Agua de Prata Aqueduct
Aqueduct in Évora
The Agua de Prata Aqueduct in Évora, also known as the Aqueduto da Água de Prata, is one of the city’s most impressive monuments due to its size and historical significance. The aqueduct is a testament to the ingenuity of ancient times in providing water to the people of Évora. It has been considered a Portuguese National Monument since 1910.
Construction of the Agua de Prata Aqueduct began in 1532 under the direction of the royal architect Francisco de Arruda, at the behest of King João III. The aqueduct spans 11 miles (18 km) and starts from Divor estate, where it draws its water supply, and reaches the centre of Évora. The Renaissance-style piping and granite arches were most likely built over the remains of the old Roman aqueduct. The aqueduct was completed in 1537 with a grand inauguration ceremony attended by the king and his court in Giraldo Square, where a marble fountain with lions and a Roman triumph arch were built, later replaced in the square’s remodelling.

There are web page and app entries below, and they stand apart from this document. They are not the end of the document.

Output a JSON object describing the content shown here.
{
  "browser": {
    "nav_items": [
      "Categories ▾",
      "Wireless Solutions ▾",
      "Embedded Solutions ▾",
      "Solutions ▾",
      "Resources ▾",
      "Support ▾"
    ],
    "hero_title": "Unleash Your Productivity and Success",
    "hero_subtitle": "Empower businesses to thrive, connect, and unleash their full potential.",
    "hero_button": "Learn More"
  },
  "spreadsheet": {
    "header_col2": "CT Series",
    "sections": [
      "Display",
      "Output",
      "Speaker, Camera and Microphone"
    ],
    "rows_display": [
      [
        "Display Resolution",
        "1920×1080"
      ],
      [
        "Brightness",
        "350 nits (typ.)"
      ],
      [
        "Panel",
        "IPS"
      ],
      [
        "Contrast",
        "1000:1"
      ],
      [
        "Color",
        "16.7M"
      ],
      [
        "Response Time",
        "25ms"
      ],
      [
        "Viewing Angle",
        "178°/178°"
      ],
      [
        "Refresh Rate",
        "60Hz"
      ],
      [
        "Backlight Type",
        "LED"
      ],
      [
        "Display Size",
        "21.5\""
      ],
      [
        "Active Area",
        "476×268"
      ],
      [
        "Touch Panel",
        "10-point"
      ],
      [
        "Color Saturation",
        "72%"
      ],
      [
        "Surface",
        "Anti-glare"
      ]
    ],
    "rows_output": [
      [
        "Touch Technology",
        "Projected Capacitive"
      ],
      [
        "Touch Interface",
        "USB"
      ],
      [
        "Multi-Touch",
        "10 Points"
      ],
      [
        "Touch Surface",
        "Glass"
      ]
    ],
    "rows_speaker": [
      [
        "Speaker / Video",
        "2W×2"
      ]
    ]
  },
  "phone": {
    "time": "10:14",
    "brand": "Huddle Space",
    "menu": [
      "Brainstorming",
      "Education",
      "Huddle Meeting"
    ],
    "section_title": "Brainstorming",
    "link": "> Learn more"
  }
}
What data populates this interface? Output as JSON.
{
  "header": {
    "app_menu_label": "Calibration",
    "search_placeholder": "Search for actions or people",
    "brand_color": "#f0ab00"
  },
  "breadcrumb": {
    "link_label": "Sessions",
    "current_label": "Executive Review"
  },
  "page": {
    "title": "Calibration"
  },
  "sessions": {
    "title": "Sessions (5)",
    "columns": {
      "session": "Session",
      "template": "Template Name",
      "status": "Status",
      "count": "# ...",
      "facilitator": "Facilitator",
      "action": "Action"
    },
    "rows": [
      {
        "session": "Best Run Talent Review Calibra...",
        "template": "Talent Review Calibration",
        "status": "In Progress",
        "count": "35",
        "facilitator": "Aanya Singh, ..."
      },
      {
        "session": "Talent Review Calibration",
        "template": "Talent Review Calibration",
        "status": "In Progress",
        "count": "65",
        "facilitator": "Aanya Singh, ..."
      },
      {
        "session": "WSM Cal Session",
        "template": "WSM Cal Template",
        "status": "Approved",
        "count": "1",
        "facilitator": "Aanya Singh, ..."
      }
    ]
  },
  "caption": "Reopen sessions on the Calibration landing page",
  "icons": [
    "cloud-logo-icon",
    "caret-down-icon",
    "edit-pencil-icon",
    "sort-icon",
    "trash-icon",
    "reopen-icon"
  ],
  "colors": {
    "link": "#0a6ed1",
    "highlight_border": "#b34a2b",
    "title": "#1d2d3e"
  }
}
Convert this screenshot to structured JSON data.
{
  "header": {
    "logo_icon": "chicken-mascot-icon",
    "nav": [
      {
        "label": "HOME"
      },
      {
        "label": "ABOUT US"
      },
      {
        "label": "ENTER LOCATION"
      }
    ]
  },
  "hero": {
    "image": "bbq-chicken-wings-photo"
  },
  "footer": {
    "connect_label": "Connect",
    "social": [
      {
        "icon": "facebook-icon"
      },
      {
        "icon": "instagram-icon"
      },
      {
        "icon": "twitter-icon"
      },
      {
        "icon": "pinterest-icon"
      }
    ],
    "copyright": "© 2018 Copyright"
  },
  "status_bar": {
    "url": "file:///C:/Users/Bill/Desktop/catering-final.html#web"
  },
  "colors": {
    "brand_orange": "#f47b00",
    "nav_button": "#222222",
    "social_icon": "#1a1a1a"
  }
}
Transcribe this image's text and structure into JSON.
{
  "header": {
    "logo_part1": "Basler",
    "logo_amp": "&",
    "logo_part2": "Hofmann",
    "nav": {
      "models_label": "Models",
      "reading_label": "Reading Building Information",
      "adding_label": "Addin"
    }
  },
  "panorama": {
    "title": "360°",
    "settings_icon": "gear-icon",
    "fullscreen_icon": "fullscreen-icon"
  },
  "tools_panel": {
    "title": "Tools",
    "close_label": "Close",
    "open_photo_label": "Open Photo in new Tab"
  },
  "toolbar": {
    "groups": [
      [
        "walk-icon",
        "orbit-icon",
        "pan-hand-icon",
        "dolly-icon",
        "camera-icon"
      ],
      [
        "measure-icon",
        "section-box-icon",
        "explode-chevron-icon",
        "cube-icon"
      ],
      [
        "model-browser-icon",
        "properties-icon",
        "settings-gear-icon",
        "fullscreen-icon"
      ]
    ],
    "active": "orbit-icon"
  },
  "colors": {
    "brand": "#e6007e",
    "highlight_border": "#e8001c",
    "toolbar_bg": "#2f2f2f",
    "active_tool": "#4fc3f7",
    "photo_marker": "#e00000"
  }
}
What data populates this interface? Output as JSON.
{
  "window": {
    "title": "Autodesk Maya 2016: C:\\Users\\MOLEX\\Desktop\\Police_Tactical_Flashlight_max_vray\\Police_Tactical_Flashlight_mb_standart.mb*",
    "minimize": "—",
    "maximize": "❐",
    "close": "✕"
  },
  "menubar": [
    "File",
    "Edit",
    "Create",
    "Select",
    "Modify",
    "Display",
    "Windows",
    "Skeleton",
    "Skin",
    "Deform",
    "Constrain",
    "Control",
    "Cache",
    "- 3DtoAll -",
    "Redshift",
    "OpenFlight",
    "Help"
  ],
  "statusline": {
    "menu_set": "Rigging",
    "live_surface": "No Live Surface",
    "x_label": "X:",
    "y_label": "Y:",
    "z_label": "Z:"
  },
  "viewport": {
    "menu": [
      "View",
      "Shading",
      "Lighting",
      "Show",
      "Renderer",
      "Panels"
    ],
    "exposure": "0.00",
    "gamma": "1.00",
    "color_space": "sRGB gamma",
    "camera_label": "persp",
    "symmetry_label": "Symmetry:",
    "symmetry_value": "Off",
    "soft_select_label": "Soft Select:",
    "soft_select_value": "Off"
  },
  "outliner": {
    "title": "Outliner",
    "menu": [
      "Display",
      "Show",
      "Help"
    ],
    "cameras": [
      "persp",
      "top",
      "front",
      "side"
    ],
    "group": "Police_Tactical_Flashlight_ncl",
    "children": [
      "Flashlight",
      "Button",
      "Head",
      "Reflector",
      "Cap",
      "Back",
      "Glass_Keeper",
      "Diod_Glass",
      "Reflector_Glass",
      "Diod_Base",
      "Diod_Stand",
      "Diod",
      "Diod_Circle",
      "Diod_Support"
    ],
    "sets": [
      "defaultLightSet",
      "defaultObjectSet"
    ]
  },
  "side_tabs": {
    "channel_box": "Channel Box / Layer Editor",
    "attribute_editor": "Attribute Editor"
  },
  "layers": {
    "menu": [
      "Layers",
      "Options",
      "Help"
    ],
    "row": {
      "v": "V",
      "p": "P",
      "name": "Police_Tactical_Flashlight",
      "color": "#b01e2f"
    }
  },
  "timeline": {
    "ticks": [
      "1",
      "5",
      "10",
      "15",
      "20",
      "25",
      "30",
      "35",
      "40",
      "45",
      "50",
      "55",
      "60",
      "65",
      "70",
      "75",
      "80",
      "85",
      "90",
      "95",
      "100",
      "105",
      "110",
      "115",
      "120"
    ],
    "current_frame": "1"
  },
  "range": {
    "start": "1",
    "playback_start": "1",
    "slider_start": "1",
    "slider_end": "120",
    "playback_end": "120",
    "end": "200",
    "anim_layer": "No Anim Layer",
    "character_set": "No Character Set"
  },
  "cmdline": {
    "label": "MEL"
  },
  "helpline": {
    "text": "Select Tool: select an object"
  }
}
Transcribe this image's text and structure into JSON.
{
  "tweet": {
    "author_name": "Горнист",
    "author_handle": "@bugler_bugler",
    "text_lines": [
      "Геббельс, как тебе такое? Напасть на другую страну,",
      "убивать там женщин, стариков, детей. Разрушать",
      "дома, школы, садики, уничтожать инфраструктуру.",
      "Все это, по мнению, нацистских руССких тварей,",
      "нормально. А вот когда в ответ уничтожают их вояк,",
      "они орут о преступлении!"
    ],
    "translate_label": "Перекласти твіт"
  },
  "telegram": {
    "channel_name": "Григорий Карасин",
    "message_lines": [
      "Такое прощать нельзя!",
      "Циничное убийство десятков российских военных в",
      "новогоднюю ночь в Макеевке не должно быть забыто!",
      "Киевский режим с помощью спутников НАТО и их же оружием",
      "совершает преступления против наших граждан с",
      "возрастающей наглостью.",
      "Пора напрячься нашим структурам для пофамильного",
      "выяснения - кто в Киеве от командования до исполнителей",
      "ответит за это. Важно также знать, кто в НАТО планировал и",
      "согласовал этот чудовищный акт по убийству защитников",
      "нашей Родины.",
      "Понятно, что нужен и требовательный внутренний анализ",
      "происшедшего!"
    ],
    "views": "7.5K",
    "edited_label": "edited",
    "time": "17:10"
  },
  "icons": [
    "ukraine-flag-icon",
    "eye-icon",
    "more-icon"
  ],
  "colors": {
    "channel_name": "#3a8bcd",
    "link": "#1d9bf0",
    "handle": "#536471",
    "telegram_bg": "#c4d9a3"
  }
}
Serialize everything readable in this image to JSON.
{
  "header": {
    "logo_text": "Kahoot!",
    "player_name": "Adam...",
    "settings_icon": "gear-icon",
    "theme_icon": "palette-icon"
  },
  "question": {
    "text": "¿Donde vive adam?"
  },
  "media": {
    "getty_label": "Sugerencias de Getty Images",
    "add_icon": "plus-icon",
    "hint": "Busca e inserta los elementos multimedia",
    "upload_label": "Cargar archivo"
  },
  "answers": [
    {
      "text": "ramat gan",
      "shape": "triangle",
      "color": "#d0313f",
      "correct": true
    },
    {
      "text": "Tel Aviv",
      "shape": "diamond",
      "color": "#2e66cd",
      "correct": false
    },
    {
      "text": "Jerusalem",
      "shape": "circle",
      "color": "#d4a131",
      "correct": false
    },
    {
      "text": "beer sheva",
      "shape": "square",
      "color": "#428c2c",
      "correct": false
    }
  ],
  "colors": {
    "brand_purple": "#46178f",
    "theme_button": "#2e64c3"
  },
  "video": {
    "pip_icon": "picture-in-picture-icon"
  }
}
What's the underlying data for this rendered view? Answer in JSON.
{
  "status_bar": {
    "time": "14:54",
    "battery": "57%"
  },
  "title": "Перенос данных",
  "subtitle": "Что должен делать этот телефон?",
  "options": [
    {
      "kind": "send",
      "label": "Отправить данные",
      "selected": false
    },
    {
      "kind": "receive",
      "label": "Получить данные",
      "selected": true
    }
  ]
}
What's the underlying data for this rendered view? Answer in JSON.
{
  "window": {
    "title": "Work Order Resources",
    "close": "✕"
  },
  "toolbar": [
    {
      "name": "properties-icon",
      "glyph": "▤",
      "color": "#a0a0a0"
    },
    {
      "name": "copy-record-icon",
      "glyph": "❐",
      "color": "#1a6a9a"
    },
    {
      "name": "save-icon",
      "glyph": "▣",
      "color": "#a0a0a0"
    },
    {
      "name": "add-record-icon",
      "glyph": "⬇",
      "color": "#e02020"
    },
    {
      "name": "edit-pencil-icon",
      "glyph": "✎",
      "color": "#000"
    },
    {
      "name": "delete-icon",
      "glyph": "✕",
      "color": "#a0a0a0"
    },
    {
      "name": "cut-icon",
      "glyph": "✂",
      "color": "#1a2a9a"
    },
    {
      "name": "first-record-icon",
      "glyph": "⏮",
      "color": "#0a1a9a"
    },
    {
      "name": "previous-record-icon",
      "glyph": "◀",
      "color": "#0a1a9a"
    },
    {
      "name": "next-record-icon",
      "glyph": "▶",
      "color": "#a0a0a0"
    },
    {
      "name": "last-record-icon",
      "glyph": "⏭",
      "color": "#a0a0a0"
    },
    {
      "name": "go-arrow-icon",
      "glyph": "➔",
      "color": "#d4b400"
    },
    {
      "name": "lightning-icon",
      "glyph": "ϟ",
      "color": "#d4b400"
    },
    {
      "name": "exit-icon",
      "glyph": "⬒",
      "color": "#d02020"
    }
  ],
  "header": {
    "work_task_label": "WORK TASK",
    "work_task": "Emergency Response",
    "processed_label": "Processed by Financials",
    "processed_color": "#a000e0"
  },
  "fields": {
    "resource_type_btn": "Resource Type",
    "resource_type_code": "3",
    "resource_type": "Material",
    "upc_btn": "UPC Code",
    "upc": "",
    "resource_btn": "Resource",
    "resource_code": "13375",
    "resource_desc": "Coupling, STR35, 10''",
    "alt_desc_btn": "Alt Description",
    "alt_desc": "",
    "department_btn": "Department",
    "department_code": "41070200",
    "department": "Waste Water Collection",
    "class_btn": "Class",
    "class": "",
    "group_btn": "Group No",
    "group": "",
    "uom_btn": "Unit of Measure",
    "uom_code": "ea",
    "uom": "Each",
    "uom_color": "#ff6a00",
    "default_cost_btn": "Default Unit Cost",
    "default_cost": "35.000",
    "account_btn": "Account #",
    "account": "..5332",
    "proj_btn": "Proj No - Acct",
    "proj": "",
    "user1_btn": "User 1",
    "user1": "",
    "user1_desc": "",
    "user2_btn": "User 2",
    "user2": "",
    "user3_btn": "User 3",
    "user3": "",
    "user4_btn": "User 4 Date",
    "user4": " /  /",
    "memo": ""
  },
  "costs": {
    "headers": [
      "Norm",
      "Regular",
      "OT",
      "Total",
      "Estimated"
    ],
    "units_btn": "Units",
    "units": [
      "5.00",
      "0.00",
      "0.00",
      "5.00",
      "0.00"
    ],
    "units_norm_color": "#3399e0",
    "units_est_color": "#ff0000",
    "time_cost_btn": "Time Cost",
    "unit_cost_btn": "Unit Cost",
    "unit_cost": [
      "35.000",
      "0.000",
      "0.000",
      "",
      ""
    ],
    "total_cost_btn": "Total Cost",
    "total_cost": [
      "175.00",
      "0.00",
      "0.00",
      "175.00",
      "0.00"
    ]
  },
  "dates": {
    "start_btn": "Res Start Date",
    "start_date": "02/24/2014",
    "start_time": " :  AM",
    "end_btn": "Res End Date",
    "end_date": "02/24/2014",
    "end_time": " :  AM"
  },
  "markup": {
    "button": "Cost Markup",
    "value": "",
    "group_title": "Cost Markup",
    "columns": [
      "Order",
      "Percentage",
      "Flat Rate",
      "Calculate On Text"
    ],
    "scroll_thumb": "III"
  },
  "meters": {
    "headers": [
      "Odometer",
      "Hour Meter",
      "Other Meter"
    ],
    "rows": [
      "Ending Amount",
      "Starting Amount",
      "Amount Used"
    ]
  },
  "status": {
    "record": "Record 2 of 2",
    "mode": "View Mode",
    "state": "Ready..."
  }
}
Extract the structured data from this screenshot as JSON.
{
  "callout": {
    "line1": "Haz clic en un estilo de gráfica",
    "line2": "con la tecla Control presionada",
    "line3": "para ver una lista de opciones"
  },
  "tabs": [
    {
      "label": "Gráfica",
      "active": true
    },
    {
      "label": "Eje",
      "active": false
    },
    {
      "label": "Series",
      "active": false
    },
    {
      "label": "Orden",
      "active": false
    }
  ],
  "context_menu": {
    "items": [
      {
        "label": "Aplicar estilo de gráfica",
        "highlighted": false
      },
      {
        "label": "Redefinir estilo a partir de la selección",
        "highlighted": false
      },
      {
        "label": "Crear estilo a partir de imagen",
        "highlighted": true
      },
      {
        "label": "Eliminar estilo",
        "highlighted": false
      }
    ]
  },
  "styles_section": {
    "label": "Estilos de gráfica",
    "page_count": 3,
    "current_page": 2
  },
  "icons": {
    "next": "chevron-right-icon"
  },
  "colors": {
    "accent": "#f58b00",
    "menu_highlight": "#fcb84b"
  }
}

Apart from its primary function, the aqueduct also includes other parts that add to the historic significance of Évora. For example, the Renaissance-style Fecho Real do Aqueduto, a beautiful gantry, was located near São Francisco Church until 1873. A Renaissance-style Water Box was built on Rua Nova, with its 12 Tuscan columns still visible today.
Throughout the centuries, the Agua de Prata Aqueduct has undergone several changes, including the addition of several fountains along the passage through the historic centre of Évora. These fountains were gravity-fed and include Portas de Moura fountain, Giraldo Square fountain, Portas de Avis fountain, Chão das Covas fountain, and the fountain and tanks in Rossio de S. Brás.
The aqueduct underwent restoration work in the 17th century due to the Guerras da Restauração (Wars of Succession and Restoration), with further construction work taking place in the 19th and 20th centuries. However, these interventions did not significantly alter the original design.
The most recent intervention involved the creation of the Percurso da Água de Prata (Agua de Prata Walking and Cycling Route), which follows the aqueduct for 5.1 miles (8.3 km) through cork oak forests and farms. Visitors can breathe the pure Alentejo air and enjoy a view of Évora in the distance. For those who prefer a shorter route, following the Agua de Prata Aqueduct from Porta da Lagoa (R114-4 road Évora-Arraiolos) into the historic centre of Évora is also possible. Here, the houses have become intertwined with this 16th-century construction, adding to its charm and historical significance.
Take plenty of liquids – ironically, there’s no drinkable water along the way.